Lead-poisoning in two distant states of Nigeria: an indication of the real size of the problem.Afr J Med Med Sci. 1999 Mar-Jun; 28(1-2):107-12.AJ
Lead is a toxic trace metal but useful in a number of industries and occupations. In view of its wide usage appropriate attention to precautionary measures against excessive exposure is desirable. The study was carried out in two phases; one based in Southwest Nigeria involving 137 subjects comprising 86 occupationally exposed subjects and 51 controls. Phase 2 of the study involved 880 occupationally unexposed subjects as follows: 115 subjects from Iseyin, 280 subjects from Shaki, 284 subject from Ogbomoso and 201 subjects from Sokoto, NorthWest Nigeria. Alcohol, salt and tobacco consumption were carefully monitored in this second phase of the study as well as sources of potable water. Lead (pb) was determined by atomic absorption spectrophotometry (AAS). In phase one in occupationally exposed individuals PbB was significantly higher than in controls (P < 0.00.1); 95.3% of the test subjects had PbB greater than 40 microg/dl, the universal upper limit of acceptable PbB in Pb workers. About 70% had PbB greater than 55 microg/dl, a level now considered indicative of excessive exposure. Additionally, about 40% of the Pb workers had PbB of 60 microg/dl and above, a level indicative of the need to remove affected individuals from further exposure. Only about 5% of the Pb workers had PbB below 40 microg/dl. Interestingly, in the control subjects only about 18% had blood Pb levels falling within commonly acceptable PbB levels, about 7% of controls (Occupationally unexposed) had PbB level within the range considered indicative of moderate toxicity, over 8% had PbB above levels acceptable in occupational exposure, while about 4% fell within the range indicative of severe toxicity. PbB for unexposed population therefore, also give cause for toxicity. Phase 2 study revealed that excessive use of alcohol and tobacco, undue exposure to exhaust from vehicles using leaded gasoline, exclusive use of wells as sources of drinking water and increased consumption of the Nigerian table salt may all be pathways for increased Pb burden in this environment.
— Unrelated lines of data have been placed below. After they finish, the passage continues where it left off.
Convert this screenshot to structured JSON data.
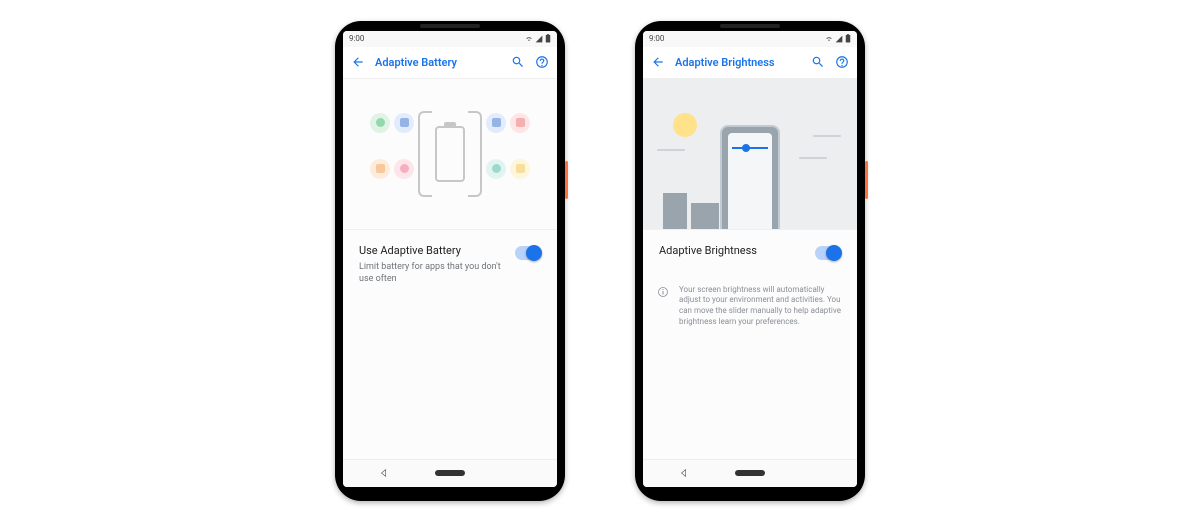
{
  "status": {
    "time": "9:00"
  },
  "phone1": {
    "title": "Adaptive Battery",
    "toggle": {
      "title": "Use Adaptive Battery",
      "subtitle": "Limit battery for apps that you don't use often",
      "on": true
    }
  },
  "phone2": {
    "title": "Adaptive Brightness",
    "toggle": {
      "title": "Adaptive Brightness",
      "on": true
    },
    "info": "Your screen brightness will automatically adjust to your environment and activities. You can move the slider manually to help adaptive brightness learn your preferences."
  },
  "colors": {
    "accent": "#1a73e8"
  }
}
These data suggest Pb poisoning of a high magnitude arising from occupational and environmental factors probably largely due to high gasoline Pb. Precautionary measures appear desirable by all who are occupationally or environmentally exposed to Pb.